Amidst the seeming tranquillity of the village, where Beth finds pleasure participating in a sewing circle and other local activities, Ned seems to be something of an outsider. He has heard of a revenue agent who has come to a bad end, and whose ghost seems to haunt the nearby woods; and on one occasion he actually hears bansheelike howls in the woods, then sees a hideous sight:

Ghastly, eerie, the figure was a gray ashen hue, the white garments flapping like cerements, a specter returned from the grave. I have never seen a ghost, nor do I believe that ghosts exist, but at that moment I was absolutely certain I was looking at one. It seemed to glow against the lurid sky, hovering some twelve feet above me, the body cut off by the edge of the embankment, head upraised, arms outstretched. I tried to tell myself I was imagining all this, but there it stood, a haggard, silvery shape, like some ghoul risen from the dead. (148)

Only much later does Ned learn that this grotesque figure was a man who had been a former handyman in the village whose tongue had been cut out—but for what reason?

Ned’s fortunes take a dramatic turn when he befriends Worthy Pettinger, a young man who has been selected as the next Harvest Lord, a high honour in the eyes of the villagers, but who spurns the office and attempts to flee; but when he is dragged back to the village, Ned’s own role in Worthy’s flight is looked upon with disfavour—by his own wife, among others. Then there is the matter of Grace Everdeen, a young girl who was chosen as the Corn Maiden some years before, but who had died under mysterious circumstances. Eventually Ned learns that she had been afflicted with acromegaly, which made her physically grotesque and therefore unsuitable as the Corn Maiden; she had been killed by the villagers, and it was her skeleton, not that of the revenue agent, that Ned had once come upon.

The climax of Harvest Home is of almost unbearable potency; for it is here that the secret ceremony of Harvest Home—in which the women of the village, along with the Harvest Lord, participate—comes to the fore. Ned, who against all the rules of the village peeks in on the ceremony, finds to his horror that it will result in the death of the Harvest Lord, but just as horrifying is his witnessing of his own wife coupling with the Harvest Lord, a scene whose fusion of primitive archaism and perverse sexuality is imperishably gripping.

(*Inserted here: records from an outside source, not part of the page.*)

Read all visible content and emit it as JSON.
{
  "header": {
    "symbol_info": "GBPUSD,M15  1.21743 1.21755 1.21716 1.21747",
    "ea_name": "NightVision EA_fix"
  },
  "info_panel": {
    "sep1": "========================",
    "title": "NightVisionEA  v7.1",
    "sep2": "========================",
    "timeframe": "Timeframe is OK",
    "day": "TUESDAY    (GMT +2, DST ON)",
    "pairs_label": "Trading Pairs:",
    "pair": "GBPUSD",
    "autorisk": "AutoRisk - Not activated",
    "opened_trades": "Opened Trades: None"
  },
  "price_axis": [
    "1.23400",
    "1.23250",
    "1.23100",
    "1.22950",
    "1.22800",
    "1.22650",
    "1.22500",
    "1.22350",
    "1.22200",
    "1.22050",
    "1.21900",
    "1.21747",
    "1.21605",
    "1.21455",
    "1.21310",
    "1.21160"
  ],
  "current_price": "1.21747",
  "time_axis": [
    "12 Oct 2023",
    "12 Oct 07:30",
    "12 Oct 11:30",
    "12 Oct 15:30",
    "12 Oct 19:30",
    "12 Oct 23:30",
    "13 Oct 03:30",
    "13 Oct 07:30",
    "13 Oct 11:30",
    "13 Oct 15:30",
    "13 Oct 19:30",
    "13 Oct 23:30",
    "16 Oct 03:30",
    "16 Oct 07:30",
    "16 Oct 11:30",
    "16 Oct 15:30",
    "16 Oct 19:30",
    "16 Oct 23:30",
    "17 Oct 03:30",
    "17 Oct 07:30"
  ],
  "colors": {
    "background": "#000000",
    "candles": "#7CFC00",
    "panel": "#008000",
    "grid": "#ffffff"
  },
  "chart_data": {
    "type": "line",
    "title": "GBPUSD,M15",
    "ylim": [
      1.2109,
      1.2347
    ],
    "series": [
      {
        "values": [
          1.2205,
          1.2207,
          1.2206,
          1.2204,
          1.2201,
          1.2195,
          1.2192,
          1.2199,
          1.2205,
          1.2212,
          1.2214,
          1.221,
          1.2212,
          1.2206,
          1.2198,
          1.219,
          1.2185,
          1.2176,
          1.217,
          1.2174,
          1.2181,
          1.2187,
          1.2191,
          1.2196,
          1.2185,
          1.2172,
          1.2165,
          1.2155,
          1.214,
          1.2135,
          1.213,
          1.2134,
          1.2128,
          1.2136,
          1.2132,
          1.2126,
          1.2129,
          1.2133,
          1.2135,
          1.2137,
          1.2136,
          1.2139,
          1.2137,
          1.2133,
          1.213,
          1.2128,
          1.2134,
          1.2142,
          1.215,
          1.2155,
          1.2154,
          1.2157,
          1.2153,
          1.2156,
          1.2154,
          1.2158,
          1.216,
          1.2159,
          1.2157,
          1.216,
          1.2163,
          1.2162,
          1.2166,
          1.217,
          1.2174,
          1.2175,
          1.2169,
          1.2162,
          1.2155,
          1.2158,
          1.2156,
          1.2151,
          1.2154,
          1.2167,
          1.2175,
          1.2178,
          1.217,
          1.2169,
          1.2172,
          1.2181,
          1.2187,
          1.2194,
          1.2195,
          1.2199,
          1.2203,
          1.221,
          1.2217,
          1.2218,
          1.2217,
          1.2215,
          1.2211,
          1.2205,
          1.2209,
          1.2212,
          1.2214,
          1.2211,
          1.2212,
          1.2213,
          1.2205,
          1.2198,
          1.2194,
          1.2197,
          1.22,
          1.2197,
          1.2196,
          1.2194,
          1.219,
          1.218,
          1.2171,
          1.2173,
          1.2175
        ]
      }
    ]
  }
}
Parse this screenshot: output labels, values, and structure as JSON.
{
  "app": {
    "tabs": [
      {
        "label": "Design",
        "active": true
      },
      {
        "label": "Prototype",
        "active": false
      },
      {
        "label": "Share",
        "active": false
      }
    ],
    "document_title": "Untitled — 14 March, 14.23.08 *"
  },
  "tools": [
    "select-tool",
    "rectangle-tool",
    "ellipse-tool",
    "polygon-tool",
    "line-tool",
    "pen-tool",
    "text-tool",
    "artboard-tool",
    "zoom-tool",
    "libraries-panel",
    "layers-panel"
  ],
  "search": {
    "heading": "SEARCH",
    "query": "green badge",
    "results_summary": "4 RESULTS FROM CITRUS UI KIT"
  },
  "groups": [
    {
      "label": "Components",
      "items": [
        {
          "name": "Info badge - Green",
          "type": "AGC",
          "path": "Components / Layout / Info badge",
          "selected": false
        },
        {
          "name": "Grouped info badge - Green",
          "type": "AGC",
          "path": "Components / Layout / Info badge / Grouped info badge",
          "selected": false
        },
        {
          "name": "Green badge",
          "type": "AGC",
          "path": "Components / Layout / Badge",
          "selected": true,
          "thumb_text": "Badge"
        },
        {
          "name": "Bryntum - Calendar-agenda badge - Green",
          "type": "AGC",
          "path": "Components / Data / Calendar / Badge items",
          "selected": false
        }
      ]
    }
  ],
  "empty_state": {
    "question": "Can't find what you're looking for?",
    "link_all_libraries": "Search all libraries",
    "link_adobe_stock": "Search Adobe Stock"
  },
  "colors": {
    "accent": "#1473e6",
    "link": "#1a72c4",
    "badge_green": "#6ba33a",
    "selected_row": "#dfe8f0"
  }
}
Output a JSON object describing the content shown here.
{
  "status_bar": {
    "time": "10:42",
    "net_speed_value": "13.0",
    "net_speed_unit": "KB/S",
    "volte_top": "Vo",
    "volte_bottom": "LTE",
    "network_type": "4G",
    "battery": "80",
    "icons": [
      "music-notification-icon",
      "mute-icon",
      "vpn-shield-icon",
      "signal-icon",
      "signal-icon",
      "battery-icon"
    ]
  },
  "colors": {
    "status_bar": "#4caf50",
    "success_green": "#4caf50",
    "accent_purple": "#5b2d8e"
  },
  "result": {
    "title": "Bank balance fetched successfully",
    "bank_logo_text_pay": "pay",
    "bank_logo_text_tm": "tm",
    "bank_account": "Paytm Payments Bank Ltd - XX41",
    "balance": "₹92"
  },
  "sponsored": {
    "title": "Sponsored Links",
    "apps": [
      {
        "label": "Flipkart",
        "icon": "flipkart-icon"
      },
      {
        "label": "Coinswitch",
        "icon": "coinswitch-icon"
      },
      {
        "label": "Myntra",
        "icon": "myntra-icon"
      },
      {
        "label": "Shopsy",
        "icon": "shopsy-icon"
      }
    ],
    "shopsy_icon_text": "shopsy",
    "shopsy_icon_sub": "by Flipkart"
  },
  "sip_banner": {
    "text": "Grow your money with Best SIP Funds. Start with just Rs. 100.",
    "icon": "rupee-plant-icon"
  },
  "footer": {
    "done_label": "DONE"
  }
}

But again, as with The Other, the real climax of the novel is of a quieter if even more insidious sort. For in the end we learn that, because of his various derelictions, Ned has been blinded and his tongue cut out; his entire narrative is a monumental flashback, and once again a number of passages that had seemed either innocuous or ambiguous take on a loathsome signification. Harvest Home, with its rich characterisation, deft construction, fluid prose, and cumulative power, is one of the great weird novels of our time and a virtual textbook on how to update the form while simultaneously drawing on history to lend texture and substance. In some senses it is a kind of novel-length version of Shirley Jackson’s “The Lottery,” where the emphasis is similarly on an age-old ritual that results in death for the sake of a bountiful harvest.

Subsequent to Harvest Home, Tryon took to other forms of writing. Lady (1974) is a winsome novel that proves to be simultaneously a murder mystery and an interracial love story. The Night of the Moonbow (1989) was marketed as a horror novel, but in fact is a delicate story of a young boy’s maturation. A work that appeared years after his death, Night Magic (1995), was apparently completed by Valerie Martin (author of Mary Reilly) and John Cullen, whoever he might be. Although it deals with the possibly supernatural ramifications of prestidigitation, it is not a compelling work—and since one hardly knows how much of it Tryon himself wrote, it would be unwise to regard it as part of his fictional corpus. In any event, Tryon has already made two substantial contributions to the literature of horror, which is more than can be said of most other writers.